In both cases, progress has been from a low base and clearly there is very much more to do. Medway is still rated as requiring improvement and while Feltham is now judged reasonably good on safety, respect and resettlement, it’s still not sufficiently good on purposeful activity. Clarke is of course right to say that “the progress could easily prove to be fragile if investment falls away or leadership loses its focus.” After all, Medway was judged good with outstanding features in September 2014, less than 18 months before Panorama revealed “targeted bullying of vulnerable boys by a small number of staff, conditioning of new staff and a larger group who must have been aware of unacceptable practice by colleagues.
One of the most valuable elements of all inspection reports are the surveys which ask a sample of prisoners about their experiences and attitudes. The results enable comparison both with those of prisoners at the last inspection and at similar establishments. It’s surprising perhaps, that despite its progress, boys at Feltham rate a worse experience in 17 areas and a better one in 9. Not all the areas should be given equal weight of course. But they merit a pause for thought.
Safety is fundamental and therefore it's highly encouraging that fewer than one in ten boys felt unsafe this time compared to one in five last year. It's important too that many fewer boys think shouting through the windows is a problem. But the “dramatic” improvement in safety has left the numbers of boys who say they’ve been victimised by staff or young people at roughly the same level as before- just under a quarter.
In accounting for improvements, the inspectors are probably right to point to a better privileges scheme which has placed more than a third of boys on the top level compared to 12% last time- and which, contrary to the BBC’s frivolous reporting amounts to more than handing out sweets.
But it's troubling that fewer boys can shower or make a phone call every day, find it easy to see the nurse, make an application or have a visit which starts on time. And while more have a remand, training or sentence plan fewer have a caseworker. These are all areas which managers need to address in the coming year alongside those where previous findings have been ignored.
Most notable of these is the recommendation that under 18s should not be segregated in the Unit in the prison's young adult side. Clarke is right that progress depends on his recommendations being implemented. By my calculation, of the 80 made last time, 32 were fully achieved, 18 partially achieved and 30 not achieved.
Such a calculation is not so easy to do in the case of Medway STC where the compliance with recommendations is not logged. Last time for example, inspectors said staff should be aware of young people with health conditions so modified holds can be used if physical restraint is needed. Now, "handling plans" are in place, but some staff did not know why, "undermining its purpose in ensuring that only safe holds are used for certain children". This recommendation has been partially achieved at best. But there is no summary of compliance.
The Medway report shows continuing wider issues with what is the widespread use of physical restraint of young people. During some episodes of physical restraint, “children felt pain even though techniques intended to cause pain were not used". Injury warning signs were identified eight times in the previous 6 months, most because children said that they could not breathe.

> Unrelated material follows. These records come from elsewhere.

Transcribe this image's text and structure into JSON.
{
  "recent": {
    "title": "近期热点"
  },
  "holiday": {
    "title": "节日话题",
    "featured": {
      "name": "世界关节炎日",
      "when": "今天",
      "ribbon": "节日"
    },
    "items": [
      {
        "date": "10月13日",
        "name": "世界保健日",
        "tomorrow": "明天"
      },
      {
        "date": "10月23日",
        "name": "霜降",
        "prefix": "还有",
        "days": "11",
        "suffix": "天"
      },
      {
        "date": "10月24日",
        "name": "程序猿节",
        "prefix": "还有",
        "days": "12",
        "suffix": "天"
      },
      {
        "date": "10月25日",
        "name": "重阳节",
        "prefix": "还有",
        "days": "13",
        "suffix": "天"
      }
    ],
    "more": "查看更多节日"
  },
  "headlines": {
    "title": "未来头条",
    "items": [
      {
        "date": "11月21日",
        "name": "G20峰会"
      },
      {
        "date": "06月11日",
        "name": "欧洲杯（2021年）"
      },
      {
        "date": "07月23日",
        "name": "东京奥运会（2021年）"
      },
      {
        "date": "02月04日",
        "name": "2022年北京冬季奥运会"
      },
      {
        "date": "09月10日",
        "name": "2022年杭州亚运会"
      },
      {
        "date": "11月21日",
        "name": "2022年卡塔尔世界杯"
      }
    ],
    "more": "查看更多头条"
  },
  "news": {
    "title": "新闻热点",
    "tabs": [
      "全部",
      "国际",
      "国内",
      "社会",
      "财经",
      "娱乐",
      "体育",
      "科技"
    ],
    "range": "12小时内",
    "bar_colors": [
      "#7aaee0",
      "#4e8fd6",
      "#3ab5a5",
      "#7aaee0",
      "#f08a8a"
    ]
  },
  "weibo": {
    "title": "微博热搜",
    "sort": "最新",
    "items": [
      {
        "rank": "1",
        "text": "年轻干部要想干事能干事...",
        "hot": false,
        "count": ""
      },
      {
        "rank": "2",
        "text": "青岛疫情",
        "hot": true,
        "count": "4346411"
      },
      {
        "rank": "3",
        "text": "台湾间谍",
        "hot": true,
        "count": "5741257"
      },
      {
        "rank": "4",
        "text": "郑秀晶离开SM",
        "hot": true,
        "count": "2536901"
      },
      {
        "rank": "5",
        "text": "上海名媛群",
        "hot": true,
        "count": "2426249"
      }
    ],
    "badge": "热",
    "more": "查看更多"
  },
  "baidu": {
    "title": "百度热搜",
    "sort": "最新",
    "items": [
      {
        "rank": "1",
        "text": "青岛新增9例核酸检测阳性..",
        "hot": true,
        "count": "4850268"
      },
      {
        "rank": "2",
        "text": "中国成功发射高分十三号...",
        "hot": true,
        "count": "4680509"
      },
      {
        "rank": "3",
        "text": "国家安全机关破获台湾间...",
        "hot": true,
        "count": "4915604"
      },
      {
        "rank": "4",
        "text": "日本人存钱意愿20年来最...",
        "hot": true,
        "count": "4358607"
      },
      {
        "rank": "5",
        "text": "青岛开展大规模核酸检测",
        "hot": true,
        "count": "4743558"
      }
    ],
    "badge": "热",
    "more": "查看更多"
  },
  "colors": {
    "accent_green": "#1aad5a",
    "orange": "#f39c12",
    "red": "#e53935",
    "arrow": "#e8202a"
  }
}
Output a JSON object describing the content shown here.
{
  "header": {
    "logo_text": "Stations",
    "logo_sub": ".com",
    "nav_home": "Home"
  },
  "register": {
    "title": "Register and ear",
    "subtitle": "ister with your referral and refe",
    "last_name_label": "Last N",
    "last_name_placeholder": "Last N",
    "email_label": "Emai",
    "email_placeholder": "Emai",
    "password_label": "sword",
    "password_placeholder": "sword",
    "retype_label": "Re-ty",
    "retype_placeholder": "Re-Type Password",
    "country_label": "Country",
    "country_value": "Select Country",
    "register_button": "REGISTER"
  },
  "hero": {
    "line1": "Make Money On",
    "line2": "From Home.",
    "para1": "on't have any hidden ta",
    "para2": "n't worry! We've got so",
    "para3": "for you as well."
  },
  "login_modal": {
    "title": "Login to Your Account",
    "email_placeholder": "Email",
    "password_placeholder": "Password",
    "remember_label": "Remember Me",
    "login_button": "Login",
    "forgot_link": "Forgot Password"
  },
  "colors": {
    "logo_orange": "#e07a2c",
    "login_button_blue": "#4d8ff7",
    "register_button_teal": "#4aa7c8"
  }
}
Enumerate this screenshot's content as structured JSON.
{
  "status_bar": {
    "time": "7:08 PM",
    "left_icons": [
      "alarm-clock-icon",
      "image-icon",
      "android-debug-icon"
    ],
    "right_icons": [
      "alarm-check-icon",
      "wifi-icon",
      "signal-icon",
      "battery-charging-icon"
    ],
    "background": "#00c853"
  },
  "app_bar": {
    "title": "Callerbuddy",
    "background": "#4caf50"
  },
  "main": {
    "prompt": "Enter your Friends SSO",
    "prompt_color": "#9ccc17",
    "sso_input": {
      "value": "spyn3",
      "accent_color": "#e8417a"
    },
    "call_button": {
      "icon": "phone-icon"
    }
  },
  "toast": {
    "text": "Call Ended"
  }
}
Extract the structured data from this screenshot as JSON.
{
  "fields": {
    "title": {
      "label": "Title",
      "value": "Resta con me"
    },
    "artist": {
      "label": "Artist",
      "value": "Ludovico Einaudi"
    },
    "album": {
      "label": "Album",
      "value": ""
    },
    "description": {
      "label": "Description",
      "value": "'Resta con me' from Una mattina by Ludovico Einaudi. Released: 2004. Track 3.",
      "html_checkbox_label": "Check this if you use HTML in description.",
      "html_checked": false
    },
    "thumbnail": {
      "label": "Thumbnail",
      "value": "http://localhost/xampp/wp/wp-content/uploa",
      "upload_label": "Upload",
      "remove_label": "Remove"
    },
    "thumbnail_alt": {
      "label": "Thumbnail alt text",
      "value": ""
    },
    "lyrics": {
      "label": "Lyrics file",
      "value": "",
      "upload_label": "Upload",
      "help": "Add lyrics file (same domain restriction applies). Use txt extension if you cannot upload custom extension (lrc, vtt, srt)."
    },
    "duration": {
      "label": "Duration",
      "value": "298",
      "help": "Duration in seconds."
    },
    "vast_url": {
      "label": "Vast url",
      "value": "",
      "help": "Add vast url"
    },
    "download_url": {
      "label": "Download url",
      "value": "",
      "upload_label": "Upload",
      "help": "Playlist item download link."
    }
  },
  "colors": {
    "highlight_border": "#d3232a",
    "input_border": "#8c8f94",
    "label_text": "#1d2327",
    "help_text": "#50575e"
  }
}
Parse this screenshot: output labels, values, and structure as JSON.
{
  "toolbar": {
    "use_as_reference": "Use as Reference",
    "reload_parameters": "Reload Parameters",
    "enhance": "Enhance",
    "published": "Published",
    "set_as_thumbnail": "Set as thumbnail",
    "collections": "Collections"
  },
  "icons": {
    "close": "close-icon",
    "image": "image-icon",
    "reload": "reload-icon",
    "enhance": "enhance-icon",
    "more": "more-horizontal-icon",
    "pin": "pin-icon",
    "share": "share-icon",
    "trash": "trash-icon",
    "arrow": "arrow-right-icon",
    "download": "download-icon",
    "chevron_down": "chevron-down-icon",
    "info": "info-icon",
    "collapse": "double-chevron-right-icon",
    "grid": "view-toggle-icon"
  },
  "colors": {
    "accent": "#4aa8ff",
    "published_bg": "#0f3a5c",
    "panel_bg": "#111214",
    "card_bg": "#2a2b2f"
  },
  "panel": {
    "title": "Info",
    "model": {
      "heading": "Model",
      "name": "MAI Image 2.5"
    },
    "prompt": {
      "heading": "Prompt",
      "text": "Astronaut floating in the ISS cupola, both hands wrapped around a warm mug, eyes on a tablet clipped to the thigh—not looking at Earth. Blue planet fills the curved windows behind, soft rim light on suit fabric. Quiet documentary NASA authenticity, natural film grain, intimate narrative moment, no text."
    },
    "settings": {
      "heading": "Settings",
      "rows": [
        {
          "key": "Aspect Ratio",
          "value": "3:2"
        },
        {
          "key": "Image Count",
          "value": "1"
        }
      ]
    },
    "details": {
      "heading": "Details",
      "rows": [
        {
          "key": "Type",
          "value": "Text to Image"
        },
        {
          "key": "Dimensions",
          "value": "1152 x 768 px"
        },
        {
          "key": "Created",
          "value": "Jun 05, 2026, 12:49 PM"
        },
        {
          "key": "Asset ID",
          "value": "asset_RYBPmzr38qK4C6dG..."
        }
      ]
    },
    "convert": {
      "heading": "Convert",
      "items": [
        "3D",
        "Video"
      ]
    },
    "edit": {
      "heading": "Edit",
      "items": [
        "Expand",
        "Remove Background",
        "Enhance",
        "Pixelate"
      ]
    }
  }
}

Just as troubling is the fact that 71% of children said in the survey that they had been restrained while at the Centre, though records showed it was about half. Indeed, the survey responses give a number of causes for concern. 29% of children said they'd felt threatened or intimidated by staff (vs 6% last time). More also experienced insulting remarks and physical abuse by staff. While, the changes may not be statistically significant, they look hard to square with the inspection’s conclusion that the STC has got better in all areas.